[Stored records]
───

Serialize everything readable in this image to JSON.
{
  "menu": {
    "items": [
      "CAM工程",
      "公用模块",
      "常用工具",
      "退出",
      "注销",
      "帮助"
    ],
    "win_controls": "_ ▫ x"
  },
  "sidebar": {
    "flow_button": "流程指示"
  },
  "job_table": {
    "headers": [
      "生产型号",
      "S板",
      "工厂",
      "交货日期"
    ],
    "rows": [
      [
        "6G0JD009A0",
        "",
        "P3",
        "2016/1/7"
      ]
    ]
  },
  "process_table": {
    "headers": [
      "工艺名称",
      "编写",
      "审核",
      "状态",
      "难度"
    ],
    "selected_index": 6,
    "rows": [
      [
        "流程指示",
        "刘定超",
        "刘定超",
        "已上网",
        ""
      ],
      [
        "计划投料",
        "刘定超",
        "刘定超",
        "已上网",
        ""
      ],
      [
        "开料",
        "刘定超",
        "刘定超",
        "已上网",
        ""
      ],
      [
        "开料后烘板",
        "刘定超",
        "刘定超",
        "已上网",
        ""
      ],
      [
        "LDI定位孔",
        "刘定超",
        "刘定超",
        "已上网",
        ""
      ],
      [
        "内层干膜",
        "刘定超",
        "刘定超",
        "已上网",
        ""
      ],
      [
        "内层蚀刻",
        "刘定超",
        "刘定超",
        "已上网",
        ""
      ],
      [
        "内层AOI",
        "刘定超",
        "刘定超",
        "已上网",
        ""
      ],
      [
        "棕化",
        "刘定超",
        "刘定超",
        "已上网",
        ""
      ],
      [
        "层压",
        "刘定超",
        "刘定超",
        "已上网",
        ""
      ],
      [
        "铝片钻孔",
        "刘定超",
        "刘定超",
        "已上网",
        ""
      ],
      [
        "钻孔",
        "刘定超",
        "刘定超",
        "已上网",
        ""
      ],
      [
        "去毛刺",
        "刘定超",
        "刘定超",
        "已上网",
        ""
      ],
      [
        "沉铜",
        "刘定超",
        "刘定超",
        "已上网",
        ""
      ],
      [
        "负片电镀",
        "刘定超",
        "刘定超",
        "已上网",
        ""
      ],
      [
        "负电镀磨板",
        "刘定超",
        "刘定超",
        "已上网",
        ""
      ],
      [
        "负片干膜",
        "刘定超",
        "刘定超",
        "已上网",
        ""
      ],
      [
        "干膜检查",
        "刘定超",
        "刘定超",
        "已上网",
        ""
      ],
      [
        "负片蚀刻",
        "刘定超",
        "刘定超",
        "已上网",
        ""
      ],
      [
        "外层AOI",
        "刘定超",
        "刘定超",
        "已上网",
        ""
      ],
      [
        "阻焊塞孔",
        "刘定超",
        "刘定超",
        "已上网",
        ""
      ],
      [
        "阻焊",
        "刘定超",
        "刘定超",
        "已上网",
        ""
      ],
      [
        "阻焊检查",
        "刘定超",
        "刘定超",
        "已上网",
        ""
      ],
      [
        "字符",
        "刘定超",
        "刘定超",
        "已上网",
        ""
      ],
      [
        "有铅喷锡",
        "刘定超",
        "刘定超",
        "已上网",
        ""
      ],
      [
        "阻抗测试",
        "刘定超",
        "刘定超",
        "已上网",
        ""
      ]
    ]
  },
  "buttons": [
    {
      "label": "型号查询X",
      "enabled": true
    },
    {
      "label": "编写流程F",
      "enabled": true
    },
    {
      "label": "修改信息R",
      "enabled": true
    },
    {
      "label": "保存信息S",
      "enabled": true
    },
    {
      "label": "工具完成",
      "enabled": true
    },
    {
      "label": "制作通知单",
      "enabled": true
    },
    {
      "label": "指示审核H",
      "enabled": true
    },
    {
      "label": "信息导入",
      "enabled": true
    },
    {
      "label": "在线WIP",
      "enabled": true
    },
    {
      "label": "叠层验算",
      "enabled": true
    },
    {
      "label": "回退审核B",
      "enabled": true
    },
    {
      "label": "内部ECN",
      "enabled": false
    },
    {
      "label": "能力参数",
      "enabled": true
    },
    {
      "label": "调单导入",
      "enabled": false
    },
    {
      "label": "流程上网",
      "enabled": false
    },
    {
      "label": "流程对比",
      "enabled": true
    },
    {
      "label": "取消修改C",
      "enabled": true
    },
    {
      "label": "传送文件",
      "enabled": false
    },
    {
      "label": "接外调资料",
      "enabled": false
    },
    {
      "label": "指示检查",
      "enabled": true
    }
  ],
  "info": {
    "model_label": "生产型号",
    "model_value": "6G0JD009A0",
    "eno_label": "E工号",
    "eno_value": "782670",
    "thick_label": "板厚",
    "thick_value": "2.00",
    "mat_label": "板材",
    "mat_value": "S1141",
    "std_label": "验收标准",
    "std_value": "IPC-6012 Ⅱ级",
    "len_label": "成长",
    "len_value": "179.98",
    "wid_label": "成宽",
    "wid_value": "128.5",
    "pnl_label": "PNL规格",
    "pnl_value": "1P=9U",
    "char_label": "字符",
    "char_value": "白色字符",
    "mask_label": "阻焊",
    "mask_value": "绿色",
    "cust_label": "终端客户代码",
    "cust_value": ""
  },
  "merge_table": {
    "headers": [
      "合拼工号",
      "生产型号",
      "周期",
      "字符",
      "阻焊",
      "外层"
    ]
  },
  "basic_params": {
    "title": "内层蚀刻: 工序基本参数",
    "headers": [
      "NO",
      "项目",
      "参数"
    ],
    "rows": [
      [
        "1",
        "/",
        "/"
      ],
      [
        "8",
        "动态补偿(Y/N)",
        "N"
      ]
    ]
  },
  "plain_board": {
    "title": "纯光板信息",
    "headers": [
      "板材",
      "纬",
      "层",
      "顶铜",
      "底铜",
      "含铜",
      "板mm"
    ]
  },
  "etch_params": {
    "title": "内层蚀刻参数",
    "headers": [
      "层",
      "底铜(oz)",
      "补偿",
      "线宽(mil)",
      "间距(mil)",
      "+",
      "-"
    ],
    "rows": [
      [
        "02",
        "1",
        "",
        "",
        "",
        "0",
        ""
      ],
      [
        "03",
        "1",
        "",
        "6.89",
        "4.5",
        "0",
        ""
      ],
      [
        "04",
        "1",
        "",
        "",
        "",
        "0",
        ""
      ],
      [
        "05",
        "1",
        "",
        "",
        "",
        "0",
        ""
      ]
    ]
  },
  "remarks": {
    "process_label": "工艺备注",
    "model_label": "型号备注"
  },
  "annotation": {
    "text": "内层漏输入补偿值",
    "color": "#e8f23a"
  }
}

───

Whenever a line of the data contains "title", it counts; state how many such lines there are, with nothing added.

3